First of all, it's the 21st century. Anyone in any field can study ANYTHING. Hence, I'm taking a poetry class alongside my major pre-requisites. If you can't already tell, I love writing. I love chemistry too. So...why can't I take both?

There's something I have learned by taking all these English classes. As a science major, the process required for writing helps me stay organized. For example, I like my chemistry notes organized and that organization helps me with writing papers. My English Composition professor always said, "I can always recognize the science major by the way their paper is organized and by the flow of it." I guess what he meant was that a scientist starts off with the goal, followed by the procedure, and ends with the results. And that is a recipe for a perfect paper too: thesis, body, conclusion.

I have noticed that since I have been writing, I've been able to transcribe my thoughts on paper quicker than I was able to before. I find it easier to break down pieces of literature when I view them as a chemical formula. And I find that very interesting.

Writing helps me get my thoughts together at the end of the day and I have learned to notice the slightest details and changes. Trust me, that goes a long way in the scientific world. As a matter of fact, for any field communication is key. Writing also helps people form coherent and intelligible thoughts into ideas that can be revised and even taught.

Furthermore, the basis of any science course relies on a metacognitive activity which heavily relies upon the articulation of skills that are learned and then communicating and applying them. Metacognitive activity goes beyond the "thinking" part of science and in turn relies heavily on approach and planning towards learning a specific task. Hence, writing in a way also goes beyond just thinking. A writer can describe a simple scenario in an artistic way, which requires them to take a step back from thinking and access a new angle for a reader.

The gears in the brain of a writer are always turning because you never know where the next inspiration will come from. I also read this article from The New York Times, some time back in the day that studied the differences in brain activity between expert writers and novice writers. Although the article is a bit subjective towards the end about how creativity can't be studied, it does stand to prove that writing does, in fact, trigger certain parts of our brain.

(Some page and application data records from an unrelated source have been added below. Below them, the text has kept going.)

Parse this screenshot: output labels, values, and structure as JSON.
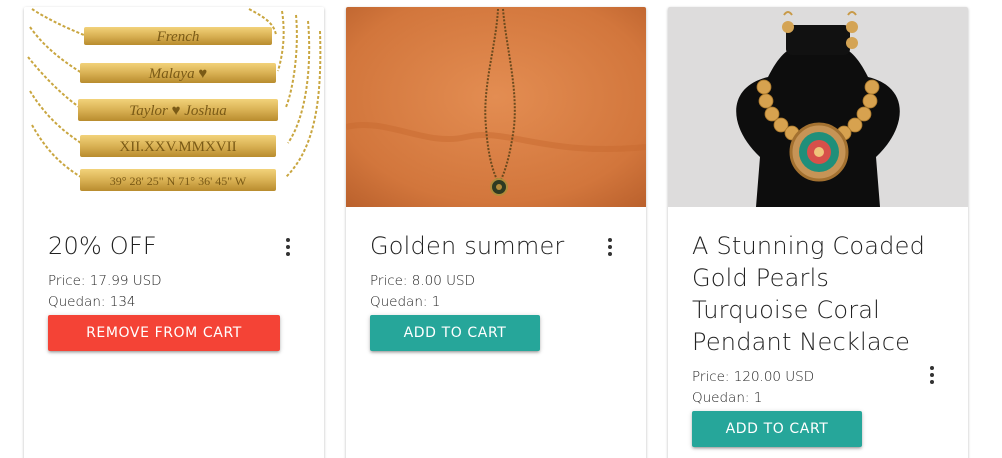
{
  "colors": {
    "remove_button": "#f44336",
    "add_button": "#26a69a",
    "title_text": "#212121"
  },
  "products": [
    {
      "title": "20% OFF",
      "price": "Price: 17.99 USD",
      "stock": "Quedan: 134",
      "button_label": "REMOVE FROM CART",
      "image_engravings": [
        "French",
        "Malaya ♥",
        "Taylor ♥ Joshua",
        "XII.XXV.MMXVII",
        "39° 28' 25\" N 71° 36' 45\" W"
      ]
    },
    {
      "title": "Golden summer",
      "price": "Price: 8.00 USD",
      "stock": "Quedan: 1",
      "button_label": "ADD TO CART"
    },
    {
      "title": "A Stunning Coaded Gold Pearls Turquoise Coral Pendant Necklace",
      "price": "Price: 120.00 USD",
      "stock": "Quedan: 1",
      "button_label": "ADD TO CART"
    }
  ],
  "icons": {
    "card_menu": "more-vert-icon"
  }
}
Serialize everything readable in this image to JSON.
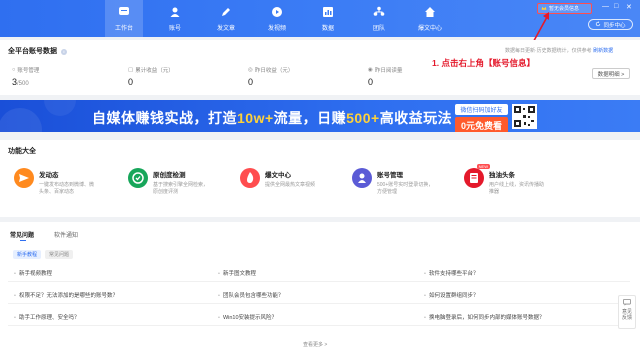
{
  "nav": {
    "items": [
      {
        "label": "工作台",
        "icon": "chat-icon",
        "active": true
      },
      {
        "label": "账号",
        "icon": "user-icon",
        "active": false
      },
      {
        "label": "发文章",
        "icon": "pen-icon",
        "active": false
      },
      {
        "label": "发视频",
        "icon": "play-icon",
        "active": false
      },
      {
        "label": "数据",
        "icon": "chart-icon",
        "active": false
      },
      {
        "label": "团队",
        "icon": "team-icon",
        "active": false
      },
      {
        "label": "爆文中心",
        "icon": "home-icon",
        "active": false
      }
    ]
  },
  "header": {
    "account_button": "暂无会员信息",
    "sync_button": "同步中心",
    "minimize": "—",
    "maximize": "□",
    "close": "✕"
  },
  "annotation": {
    "text": "1. 点击右上角【账号信息】",
    "color": "#e4192b"
  },
  "stats": {
    "title": "全平台账号数据",
    "note": "数据每日更新·历史数据统计，仅供参考",
    "note_link": "刷新数据",
    "items": [
      {
        "label": "账号管理",
        "value": "3",
        "suffix": "/500"
      },
      {
        "label": "累计收益（元）",
        "value": "0",
        "suffix": ""
      },
      {
        "label": "昨日收益（元）",
        "value": "0",
        "suffix": ""
      },
      {
        "label": "昨日阅读量",
        "value": "0",
        "suffix": ""
      }
    ],
    "detail_button": "数据明细 >"
  },
  "banner": {
    "text_part1": "自媒体赚钱实战，打造",
    "highlight1": "10w+",
    "text_part2": "流量，日赚",
    "highlight2": "500+",
    "text_part3": "高收益玩法",
    "promo_top": "微信扫码加好友",
    "promo_bottom": "0元免费看"
  },
  "features": {
    "title": "功能大全",
    "items": [
      {
        "name": "发动态",
        "desc": "一键发布动态到微博、微头条、百家动态",
        "color": "#ff8a1f",
        "icon": "send-icon",
        "new": false
      },
      {
        "name": "原创度检测",
        "desc": "基于搜索引擎全网检索，原创度评测",
        "color": "#17a65a",
        "icon": "check-icon",
        "new": false
      },
      {
        "name": "爆文中心",
        "desc": "提供全网最热文章视频",
        "color": "#ff4d4f",
        "icon": "fire-icon",
        "new": false
      },
      {
        "name": "账号管理",
        "desc": "500+账号实时登录切换，方便管理",
        "color": "#5b5bd6",
        "icon": "user-icon",
        "new": false
      },
      {
        "name": "独油头条",
        "desc": "用户线上线，资讯传播助推器",
        "color": "#e4192b",
        "icon": "news-icon",
        "new": true
      }
    ]
  },
  "faq": {
    "tabs": [
      "常见问题",
      "软件通知"
    ],
    "chips": [
      "新手教程",
      "常见问题"
    ],
    "rows": [
      [
        "新手视频教程",
        "新手图文教程",
        "软件支持哪些平台？"
      ],
      [
        "权限不足？无法添加的是哪些的账号数？",
        "团队会员包含哪些功能？",
        "如何设置群组同步？"
      ],
      [
        "助手工作原理、安全吗？",
        "Win10安装提示风险？",
        "换电脑登录后，如何同步内部的媒体账号数据？"
      ]
    ],
    "more": "查看更多 >"
  },
  "feedback": {
    "label": "意见反馈"
  }
}
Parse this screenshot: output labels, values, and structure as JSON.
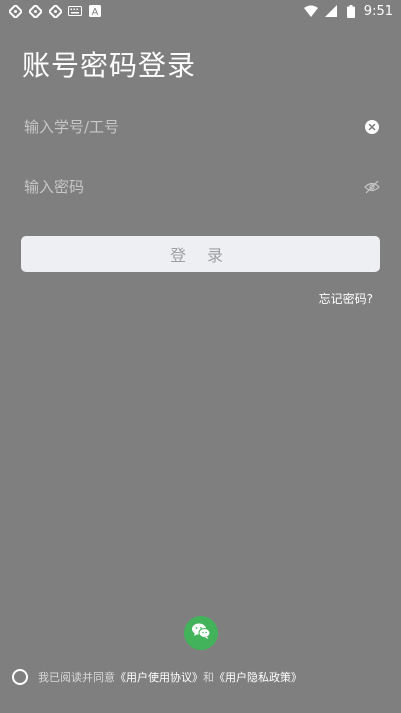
{
  "status_bar": {
    "time": "9:51",
    "left_icons": [
      "notification-icon",
      "notification-icon",
      "notification-icon",
      "keyboard-icon",
      "a-icon"
    ],
    "right_icons": [
      "wifi-icon",
      "signal-icon",
      "battery-icon"
    ]
  },
  "page": {
    "title": "账号密码登录"
  },
  "form": {
    "account_placeholder": "输入学号/工号",
    "account_value": "",
    "password_placeholder": "输入密码",
    "password_value": "",
    "login_label": "登 录",
    "forgot_label": "忘记密码?"
  },
  "footer": {
    "agree_prefix": "我已阅读并同意",
    "terms_link": "《用户使用协议》",
    "and_text": "和",
    "privacy_link": "《用户隐私政策》",
    "wechat_icon": "wechat-icon"
  },
  "colors": {
    "background": "#7f7f7f",
    "button_bg": "#eeeff3",
    "button_text": "#9fa0a3",
    "wechat_green": "#42b35a"
  }
}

Honestly, stop telling science majors they can't take English classes. Stop telling English majors they can't enjoy their science classes.